The hon. Lady invites me to comment on the bids and some of the press speculation as to who is bidding and who is not. First, this is a matter for the official receiver, and secondly, I would not want to prejudice any of the bids by commenting. The discussions, in many cases, take place under confidential terms, and it would be wrong to do anything that might disadvantage that. There is often, in situations like this, speculation in the press, and much of it is misplaced. What I can say—the official receiver has said this publicly—is that several bids have been made and he is looking for bids that consider the whole of the operation. I welcome that, as the hon. Lady does.
On long-term commitments, we do have a long-term commitment to manufacturing, and to steel in particular. I mentioned some of the funds that are available in the industrial strategy. Of course, because they would accompany substantial investments, which I hope will be in place, they require a long-term commitment from any prospective buyer.

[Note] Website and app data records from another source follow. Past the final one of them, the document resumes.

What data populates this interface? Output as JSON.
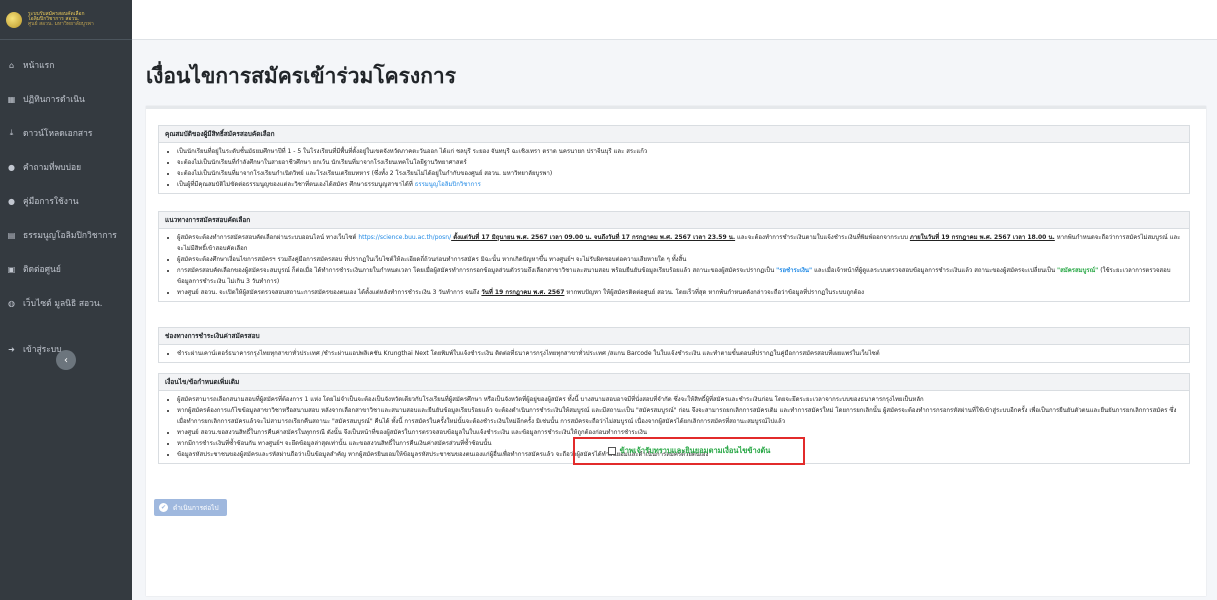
{
  "brand": {
    "line1": "ระบบรับสมัครสอบคัดเลือก",
    "line2": "โอลิมปิกวิชาการ สอวน.",
    "line3": "ศูนย์ สอวน. มหาวิทยาลัยบูรพา"
  },
  "sidebar": {
    "items": [
      {
        "label": "หน้าแรก",
        "icon": "home-icon"
      },
      {
        "label": "ปฏิทินการดำเนิน",
        "icon": "calendar-icon"
      },
      {
        "label": "ดาวน์โหลดเอกสาร",
        "icon": "download-icon"
      },
      {
        "label": "คำถามที่พบบ่อย",
        "icon": "question-icon"
      },
      {
        "label": "คู่มือการใช้งาน",
        "icon": "help-icon"
      },
      {
        "label": "ธรรมนูญโอลิมปิกวิชาการ",
        "icon": "book-icon"
      },
      {
        "label": "ติดต่อศูนย์",
        "icon": "contact-icon"
      },
      {
        "label": "เว็บไซต์ มูลนิธิ สอวน.",
        "icon": "globe-icon"
      },
      {
        "label": "เข้าสู่ระบบ",
        "icon": "sign-in-icon"
      }
    ],
    "collapse_icon": "chevron-left-icon"
  },
  "page": {
    "title": "เงื่อนไขการสมัครเข้าร่วมโครงการ"
  },
  "sections": {
    "s1": {
      "title": "คุณสมบัติของผู้มีสิทธิ์สมัครสอบคัดเลือก",
      "items": [
        "เป็นนักเรียนที่อยู่ในระดับชั้นมัธยมศึกษาปีที่ 1 - 5 ในโรงเรียนที่มีพื้นที่ตั้งอยู่ในเขตจังหวัดภาคตะวันออก ได้แก่ ชลบุรี ระยอง จันทบุรี ฉะเชิงเทรา ตราด นครนายก ปราจีนบุรี และ สระแก้ว",
        "จะต้องไม่เป็นนักเรียนที่กำลังศึกษาในสายอาชีวศึกษา ยกเว้น นักเรียนที่มาจากโรงเรียนเทคโนโลยีฐานวิทยาศาสตร์",
        "จะต้องไม่เป็นนักเรียนที่มาจากโรงเรียนกำเนิดวิทย์ และโรงเรียนเตรียมทหาร (ซึ่งทั้ง 2 โรงเรียนไม่ได้อยู่ในกำกับของศูนย์ สอวน. มหาวิทยาลัยบูรพา)"
      ],
      "item4_prefix": "เป็นผู้ที่มีคุณสมบัติไม่ขัดต่อธรรมนูญของแต่ละวิชาที่ตนเองได้สมัคร ศึกษาธรรมนูญสาขาได้ที่ ",
      "item4_link": "ธรรมนูญโอลิมปิกวิชาการ"
    },
    "s2": {
      "title": "แนวทางการสมัครสอบคัดเลือก",
      "b1_a": "ผู้สมัครจะต้องทำการสมัครสอบคัดเลือกผ่านระบบออนไลน์ ทางเว็บไซต์ ",
      "b1_url": "https://science.buu.ac.th/posn/",
      "b1_b": " ตั้งแต่วันที่ 17 มิถุนายน พ.ศ. 2567 เวลา 09.00 น. จนถึงวันที่ 17 กรกฎาคม พ.ศ. 2567 เวลา 23.59 น.",
      "b1_c": " และจะต้องทำการชำระเงินตามใบแจ้งชำระเงินที่พิมพ์ออกจากระบบ ",
      "b1_d": "ภายในวันที่ 19 กรกฎาคม พ.ศ. 2567 เวลา 18.00 น.",
      "b1_e": " หากพ้นกำหนดจะถือว่าการสมัครไม่สมบูรณ์ และจะไม่มีสิทธิ์เข้าสอบคัดเลือก",
      "b2": "ผู้สมัครจะต้องศึกษาเงื่อนไขการสมัครฯ รวมถึงคู่มือการสมัครสอบ ที่ปรากฏในเว็บไซต์ให้ละเอียดถี่ถ้วนก่อนทำการสมัคร มิฉะนั้น หากเกิดปัญหาขึ้น ทางศูนย์ฯ จะไม่รับผิดชอบต่อความเสียหายใด ๆ ทั้งสิ้น",
      "b3_a": "การสมัครสอบคัดเลือกของผู้สมัครจะสมบูรณ์ ก็ต่อเมื่อ ได้ทำการชำระเงินภายในกำหนดเวลา โดยเมื่อผู้สมัครทำการกรอกข้อมูลส่วนตัวรวมถึงเลือกสาขาวิชาและสนามสอบ พร้อมยืนยันข้อมูลเรียบร้อยแล้ว สถานะของผู้สมัครจะปรากฏเป็น ",
      "b3_status1": "\"รอชำระเงิน\"",
      "b3_b": " และเมื่อเจ้าหน้าที่ผู้ดูแลระบบตรวจสอบข้อมูลการชำระเงินแล้ว สถานะของผู้สมัครจะเปลี่ยนเป็น ",
      "b3_status2": "\"สมัครสมบูรณ์\"",
      "b3_c": " (ใช้ระยะเวลาการตรวจสอบข้อมูลการชำระเงิน ไม่เกิน 3 วันทำการ)",
      "b4_a": "ทางศูนย์ สอวน. จะเปิดให้ผู้สมัครตรวจสอบสถานะการสมัครของตนเอง ได้ตั้งแต่หลังทำการชำระเงิน 3 วันทำการ จนถึง ",
      "b4_date": "วันที่ 19 กรกฎาคม พ.ศ. 2567",
      "b4_b": " หากพบปัญหา ให้ผู้สมัครติดต่อศูนย์ สอวน. โดยเร็วที่สุด หากพ้นกำหนดดังกล่าวจะถือว่าข้อมูลที่ปรากฏในระบบถูกต้อง"
    },
    "s3": {
      "title": "ช่องทางการชำระเงินค่าสมัครสอบ",
      "items": [
        "ชำระผ่านเคาน์เตอร์ธนาคารกรุงไทยทุกสาขาทั่วประเทศ /ชำระผ่านแอปพลิเคชัน Krungthai Next โดยพิมพ์ใบแจ้งชำระเงิน ติดต่อที่ธนาคารกรุงไทยทุกสาขาทั่วประเทศ /สแกน Barcode ในใบแจ้งชำระเงิน และทำตามขั้นตอนที่ปรากฏในคู่มือการสมัครสอบที่เผยแพร่ในเว็บไซต์"
      ]
    },
    "s4": {
      "title": "เงื่อนไข/ข้อกำหนดเพิ่มเติม",
      "items": [
        "ผู้สมัครสามารถเลือกสนามสอบที่ผู้สมัครที่ต้องการ 1 แห่ง โดยไม่จำเป็นจะต้องเป็นจังหวัดเดียวกับโรงเรียนที่ผู้สมัครศึกษา หรือเป็นจังหวัดที่ผู้อยู่ของผู้สมัคร ทั้งนี้ บางสนามสอบอาจมีที่นั่งสอบที่จำกัด ซึ่งจะให้สิทธิ์ผู้ที่สมัครและชำระเงินก่อน โดยจะยึดระยะเวลาจากระบบของธนาคารกรุงไทยเป็นหลัก",
        "หากผู้สมัครต้องการแก้ไขข้อมูลสาขาวิชาหรือสนามสอบ หลังจากเลือกสาขาวิชาและสนามสอบและยืนยันข้อมูลเรียบร้อยแล้ว จะต้องดำเนินการชำระเงินให้สมบูรณ์ และมีสถานะเป็น \"สมัครสมบูรณ์\" ก่อน จึงจะสามารถยกเลิกการสมัครเดิม และทำการสมัครใหม่ โดยการยกเลิกนั้น ผู้สมัครจะต้องทำการกรอกรหัสผ่านที่ใช้เข้าสู่ระบบอีกครั้ง เพื่อเป็นการยืนยันตัวตนและยืนยันการยกเลิกการสมัคร ซึ่งเมื่อทำการยกเลิกการสมัครแล้วจะไม่สามารถเรียกคืนสถานะ \"สมัครสมบูรณ์\" คืนได้ ทั้งนี้ การสมัครในครั้งใหม่นั้นจะต้องชำระเงินใหม่อีกครั้ง มิเช่นนั้น การสมัครจะถือว่าไม่สมบูรณ์ เนื่องจากผู้สมัครได้ยกเลิกการสมัครที่สถานะสมบูรณ์ไปแล้ว",
        "ทางศูนย์ สอวน.ขอสงวนสิทธิ์ในการคืนค่าสมัครในทุกกรณี ดังนั้น จึงเป็นหน้าที่ของผู้สมัครในการตรวจสอบข้อมูลในใบแจ้งชำระเงิน และข้อมูลการชำระเงินให้ถูกต้องก่อนทำการชำระเงิน",
        "หากมีการชำระเงินที่ซ้ำซ้อนกัน ทางศูนย์ฯ จะยึดข้อมูลล่าสุดเท่านั้น และขอสงวนสิทธิ์ในการคืนเงินค่าสมัครส่วนที่ซ้ำซ้อนนั้น",
        "ข้อมูลรหัสประชาชนของผู้สมัครและรหัสผ่านถือว่าเป็นข้อมูลสำคัญ หากผู้สมัครยินยอมให้ข้อมูลรหัสประชาชนของตนเองแก่ผู้อื่นเพื่อทำการสมัครแล้ว จะถือว่าผู้สมัครได้ทำยินยอมและดำเนินการสมัครด้วยตนเอง"
      ]
    }
  },
  "consent": {
    "label": "ข้าพเจ้ารับทราบและยินยอมตามเงื่อนไขข้างต้น",
    "checked": false
  },
  "actions": {
    "proceed_label": "ดำเนินการต่อไป",
    "proceed_icon": "check-circle-icon"
  },
  "colors": {
    "sidebar_bg": "#343a40",
    "link": "#1e88e5",
    "status_green": "#28a745",
    "highlight_border": "#e22b2b",
    "button_disabled": "#9fb8de"
  }
}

The hon. Lady is right to raise the question of energy prices and electricity prices. This is not a new phenomenon, and it is not unique to any particular Government. In fact, the biggest increase in industrial electricity prices took place under the previous Government. In the past five years, we have contributed nearly £300 million to energy-intensive industries as a rebate towards those costs. Through the industrial energy efficiency fund that is available in the industrial strategy, we want to reduce further the costs of energy. It is very important that we should do that.
The hon. Lady asks questions about the incoming Prime Minister. I spoke to both candidates during the leadership contest to impress on them what she and I agree is the crucial role of this industry. I know that she, the Under-Secretary—my hon. Friend the Member for Pendle (Andrew Stephenson)—and other hon. Members have communicated not just with the current Prime Minister but with her potential successors to reinforce the resolution across all parts of the House that this is at the top of the new Prime Minister’s agenda.
Note (1): Rebecca Long Bailey is Labour’s Shadow Secretary of State for Business, Energy and Industrial Strategy.
Note (2): On 17 August it was reported that Atear Holdings, a subsidiary of Oyak a Turkish military pension fund, is on course to buy British Steel. Trade unions, while welcoming a rescue, have concerns about the company’s record on labour relations and have made contact with sister organisations in Turkey to discuss these matters.